Jean-Philippe Blondel, Pedro Carmona-Alvarez, Jonas Karlsson, and Kjersti Annesdatter Skomsvold, moderated by Michael Holtmann
It’s human nature — the past is always waiting to ambush us even as time hurtles us toward future unknowns. The four international novelists participating in this discussion will describe how they exploit this universal truth while fleshing out their fictional characters, setting up scenes, and plotting their stories.
Jean-Philippe Blondel was born in 1964 in Troyes, France, where he lives as an author and English teacher. His novel "The 6:41 to Paris" has been a bestseller in both France and Germany. Library Journal reviewed the novel as "Perfectly written and a remarkably suspenseful read ... an absorbing, intriguing, insightful book for all readers."

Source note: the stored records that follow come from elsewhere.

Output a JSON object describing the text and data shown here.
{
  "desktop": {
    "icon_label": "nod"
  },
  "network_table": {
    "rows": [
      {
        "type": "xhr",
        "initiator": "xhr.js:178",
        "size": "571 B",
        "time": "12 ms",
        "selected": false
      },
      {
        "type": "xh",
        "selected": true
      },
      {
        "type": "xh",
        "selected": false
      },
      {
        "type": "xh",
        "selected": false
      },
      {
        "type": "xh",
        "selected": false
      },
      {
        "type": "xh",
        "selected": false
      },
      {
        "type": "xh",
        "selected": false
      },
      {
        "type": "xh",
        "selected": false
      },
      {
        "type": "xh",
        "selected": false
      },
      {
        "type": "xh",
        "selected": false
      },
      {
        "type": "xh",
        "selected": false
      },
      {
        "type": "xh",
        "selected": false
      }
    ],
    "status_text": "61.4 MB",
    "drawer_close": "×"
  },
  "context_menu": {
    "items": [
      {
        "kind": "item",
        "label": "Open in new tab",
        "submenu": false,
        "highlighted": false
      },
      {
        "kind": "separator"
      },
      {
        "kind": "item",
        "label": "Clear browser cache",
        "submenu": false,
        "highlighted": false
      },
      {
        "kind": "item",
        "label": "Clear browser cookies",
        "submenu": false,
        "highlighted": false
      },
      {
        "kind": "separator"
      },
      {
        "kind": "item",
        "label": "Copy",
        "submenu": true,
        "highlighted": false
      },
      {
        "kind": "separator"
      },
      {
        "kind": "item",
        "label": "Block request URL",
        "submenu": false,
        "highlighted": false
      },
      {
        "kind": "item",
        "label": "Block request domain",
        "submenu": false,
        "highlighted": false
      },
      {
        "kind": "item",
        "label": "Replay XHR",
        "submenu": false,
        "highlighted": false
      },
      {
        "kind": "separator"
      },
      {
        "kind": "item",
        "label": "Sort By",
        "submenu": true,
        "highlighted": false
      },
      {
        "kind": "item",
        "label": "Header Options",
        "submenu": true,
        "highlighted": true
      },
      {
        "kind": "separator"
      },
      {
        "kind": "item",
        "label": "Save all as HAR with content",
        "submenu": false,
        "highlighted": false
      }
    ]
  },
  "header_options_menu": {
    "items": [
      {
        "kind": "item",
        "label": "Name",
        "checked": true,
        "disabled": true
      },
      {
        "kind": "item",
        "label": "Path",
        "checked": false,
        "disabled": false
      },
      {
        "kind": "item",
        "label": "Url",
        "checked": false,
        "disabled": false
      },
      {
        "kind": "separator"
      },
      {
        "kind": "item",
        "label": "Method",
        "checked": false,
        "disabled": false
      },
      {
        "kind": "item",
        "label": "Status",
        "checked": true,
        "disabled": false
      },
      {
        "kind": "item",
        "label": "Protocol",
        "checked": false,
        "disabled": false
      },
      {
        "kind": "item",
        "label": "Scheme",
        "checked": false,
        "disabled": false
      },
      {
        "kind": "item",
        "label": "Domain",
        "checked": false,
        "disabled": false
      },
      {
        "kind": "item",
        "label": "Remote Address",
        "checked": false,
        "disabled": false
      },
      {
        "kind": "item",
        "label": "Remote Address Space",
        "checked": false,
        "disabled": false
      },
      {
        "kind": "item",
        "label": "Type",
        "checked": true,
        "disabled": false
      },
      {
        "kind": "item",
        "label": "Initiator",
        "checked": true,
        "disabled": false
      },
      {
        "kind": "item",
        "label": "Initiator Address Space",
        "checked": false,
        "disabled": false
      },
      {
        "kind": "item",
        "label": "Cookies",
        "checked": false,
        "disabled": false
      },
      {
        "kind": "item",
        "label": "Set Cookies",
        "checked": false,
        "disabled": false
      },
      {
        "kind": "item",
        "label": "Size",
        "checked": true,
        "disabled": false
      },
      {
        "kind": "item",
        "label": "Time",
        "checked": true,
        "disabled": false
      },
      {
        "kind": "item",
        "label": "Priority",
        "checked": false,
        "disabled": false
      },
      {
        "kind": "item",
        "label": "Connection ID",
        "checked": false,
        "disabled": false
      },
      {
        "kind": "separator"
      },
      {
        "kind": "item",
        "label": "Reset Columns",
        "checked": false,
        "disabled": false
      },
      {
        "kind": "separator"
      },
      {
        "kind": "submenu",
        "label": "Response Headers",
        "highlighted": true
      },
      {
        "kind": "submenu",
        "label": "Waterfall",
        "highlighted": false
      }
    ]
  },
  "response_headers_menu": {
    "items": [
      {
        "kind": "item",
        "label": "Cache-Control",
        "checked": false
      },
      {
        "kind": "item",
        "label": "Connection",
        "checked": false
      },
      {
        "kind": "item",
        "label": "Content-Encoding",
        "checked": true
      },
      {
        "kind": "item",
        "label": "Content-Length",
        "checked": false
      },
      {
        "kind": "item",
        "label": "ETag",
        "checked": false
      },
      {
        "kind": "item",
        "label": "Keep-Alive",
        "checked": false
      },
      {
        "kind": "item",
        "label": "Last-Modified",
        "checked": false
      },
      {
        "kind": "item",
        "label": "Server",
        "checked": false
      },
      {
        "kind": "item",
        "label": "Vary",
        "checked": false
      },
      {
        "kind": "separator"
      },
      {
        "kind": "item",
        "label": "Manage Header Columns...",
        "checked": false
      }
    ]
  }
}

Writer, musician, and translator Pedro Carmona-Alvarez's first collection of poems, "Helter" ("Heroes"), was followed by four volumes of poetry and three novels. His latest book, "The Weather Changed, Summer Came, and So On" won the Norwegian National Radio Award for best novel in 2012. He was born in Chile and has lived in Norway since the age of 11. Carmona-Alvarez releases his music under the name of Moonpedro and The Sinking Ship.
Michael Holtmann is the director of the Center for the Art of Translation and Two Lines Press in San Francisco, California. Prior to joining the Center, he held positions at the National Endowment for the Arts, where he oversaw national literature initiatives, and the Folger Shakespeare Library, home to the world’s largest Shakespeare collection.
Jonas Karlsson's "The Room" was described in Booklist as "Part psychological drama documenting a disturbed man’s possible descent into madness, and part satirical take on corporate culture and the alienated workers it produces." One of Sweden’s most prominent actors, Karlsson has performed on Sweden’s premier stage and in several acclaimed feature films and television series. With an actor’s ear for the silences that endow dialogue with meaning, and a singular ability to register moods and emotions, Karlsson has blossomed into a one of Scandinavia’s finest literary authors, with two novels and three short story collections published to date.
Kjersti Annesdatter Skomsvold
Kjersti Annesdatter Skomsvold is from Oslo, Norway. She made her literary debut in 2009 with the novel "The Faster I Walk, the Smaller I Am." Nominated for the Norwegian Book Sellers' Prize, it won the Tarjei Vesaas First Book Prize (judged by The Literary Council of The Norwegian Authors' Union), and was shortlisted for the International IMPAC Dublin Literary Award 2013. The National Theatre (Oslo) will produce a play based on the novel.